The paper demonstrates the relevance of Othello to the contemporary audience by highlighting the existence of the major issues Shakespeare addresses in this play. Therefore, today’s audience will benefit from Othello since it reminds them of the evils they commit, especially when dealing with other people.
Racism exists today as much as it existed in the 19th–Century. Many people isolate others just because of their different colors. In South Africa, for example, the white government denied the blacks fundamental rights that other citizens enjoyed. Worse still, there have been cases where football fans have thrown bananas at black players, implying that there is no difference between them and monkeys. Almost similar cases happen in Othello.
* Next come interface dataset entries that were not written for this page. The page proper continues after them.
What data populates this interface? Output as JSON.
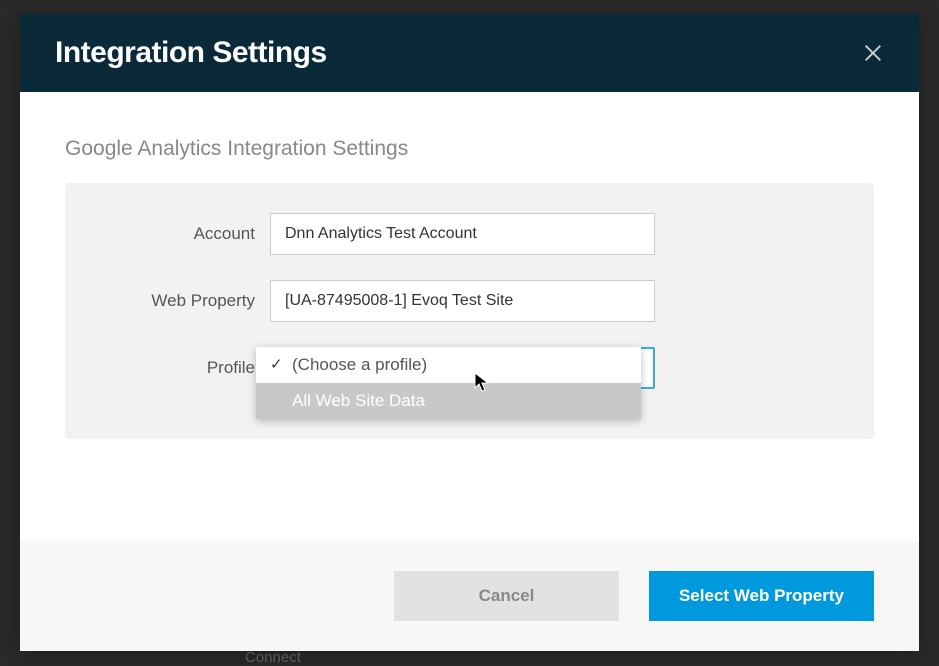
{
  "modal": {
    "title": "Integration Settings",
    "section_title": "Google Analytics Integration Settings"
  },
  "form": {
    "account": {
      "label": "Account",
      "value": "Dnn Analytics Test Account"
    },
    "web_property": {
      "label": "Web Property",
      "value": "[UA-87495008-1] Evoq Test Site"
    },
    "profile": {
      "label": "Profile",
      "options": [
        {
          "label": "(Choose a profile)",
          "selected": true
        },
        {
          "label": "All Web Site Data",
          "highlighted": true
        }
      ]
    }
  },
  "footer": {
    "cancel_label": "Cancel",
    "primary_label": "Select Web Property"
  },
  "background": {
    "connect_hint": "Connect"
  }
}
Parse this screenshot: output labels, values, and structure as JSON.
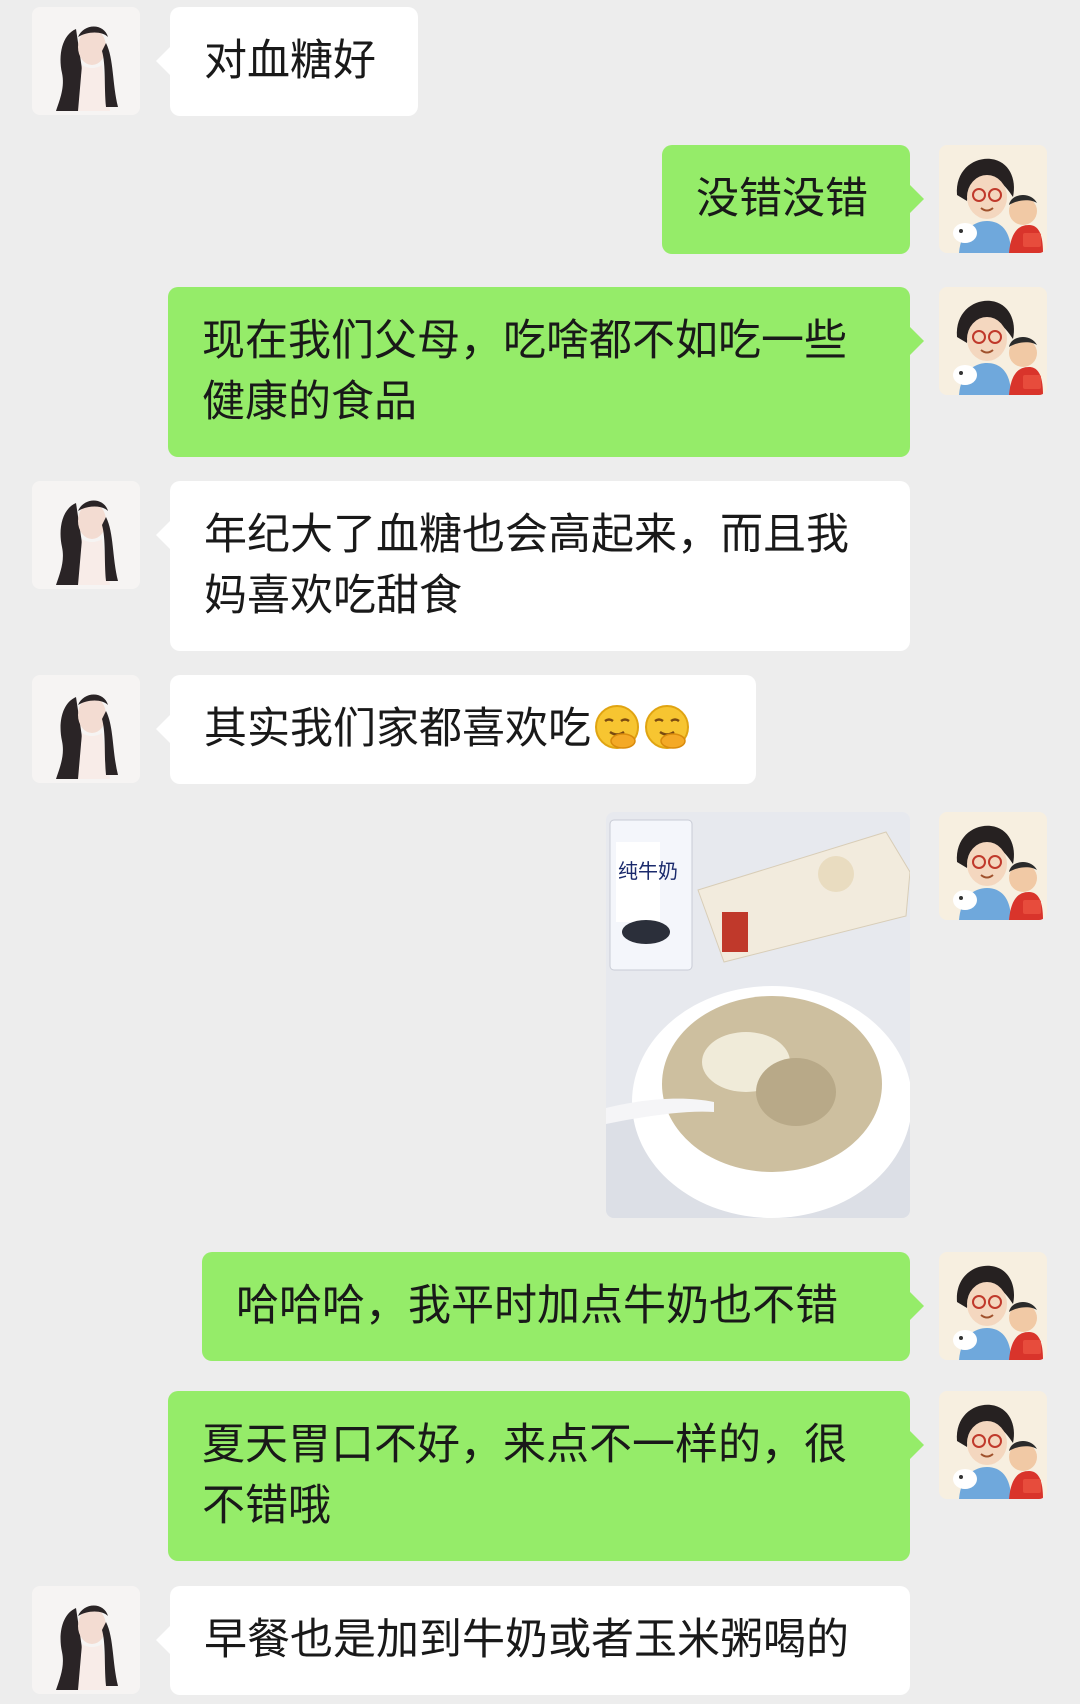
{
  "conversation": {
    "messages": [
      {
        "sender": "friend",
        "text": "对血糖好"
      },
      {
        "sender": "me",
        "text": "没错没错"
      },
      {
        "sender": "me",
        "text": "现在我们父母，吃啥都不如吃一些健康的食品"
      },
      {
        "sender": "friend",
        "text": "年纪大了血糖也会高起来，而且我妈喜欢吃甜食"
      },
      {
        "sender": "friend",
        "text": "其实我们家都喜欢吃",
        "emoji": [
          "smirk-hand-emoji",
          "smirk-hand-emoji"
        ]
      },
      {
        "sender": "me",
        "type": "image",
        "image_text": "纯牛奶"
      },
      {
        "sender": "me",
        "text": "哈哈哈，我平时加点牛奶也不错"
      },
      {
        "sender": "me",
        "text": "夏天胃口不好，来点不一样的，很不错哦"
      },
      {
        "sender": "friend",
        "text": "早餐也是加到牛奶或者玉米粥喝的"
      }
    ]
  },
  "colors": {
    "background": "#ededed",
    "incoming_bubble": "#ffffff",
    "outgoing_bubble": "#95ec69"
  }
}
Notably, Iago and Roderigo hate Othello because of his complexion. They refer to him using racially discriminative names such as “the Moor” (Shakespeare Act I line 39) and “an old black ram” (92). Therefore, just as Shakespeare wanted to enlighten his audience about the dangers of racism, today’s audience can also benefit from this knowledge by reading or watching the play.
The play can also help eradicate Jealousy from today’s audience. The society has both people with health behaviors and those with severe practices. However, none of them can be exclusively good or bad. Therefore, society must have people who are jealous of their neighbors’ or friends’ achievements. In Othello, Jealousy is the overriding theme. Almost all the characters feel jealous of others at one point in the story.
For example, Roderigo is jealous of Othello because the woman he loves, Desdemona, is in love with Othello. He hires Iago to do everything possible to make her stop loving Othello and fall in love with Roderigo. Iago comes up with a plan to divide Othello, his wife and Cassio.
The story he concocts makes Othello epileptic, a situation that makes Iago refer to him as not suitable for his job (Shakespeare Act 4 scene 1). Jealous also makes Othello kill Desdemona only to realize later that Iago had just made up the story. Therefore, today’s audience will learn that jealousy is dangerous.
The play can also teach today’s audience to stop being impulsive in making decisions. Often, people make impulsive decisions due to obsessions with some things in life. Such decisions mostly end up causing regrets rather than the desired expectations. In the play, many characters make impulsive decisions (that end up tragically) to satisfy their selfish intentions.
For example, Roderigo hires Iago to do all he can to help him have Desdemona without thinking about what might happen in case they fail: “That thou, Iago, who hast had my purse” (Shakespeare Act I line 2). Othello also makes an impulsive decision when he kills his wife on mere suspicion. He later regrets killing her when he realizes that she was not an infidel. Hence, today’s audience will learn to be patient and make a keen analysis of situations before making decisions.
In summary, the themes in Othello are very relevant to today’s audience. Shakespeare addresses racism, jealousy, consequences of impulsive decisions, war, and love. All these issues are common in the contemporary world. This work has explored possible lessons today’s audience can learn from the jealous, impulsiveness, and racism among Shakespeare’s characters.
Shakespeare, William n.d.. Othello, the Moore of Venice n.d. Web.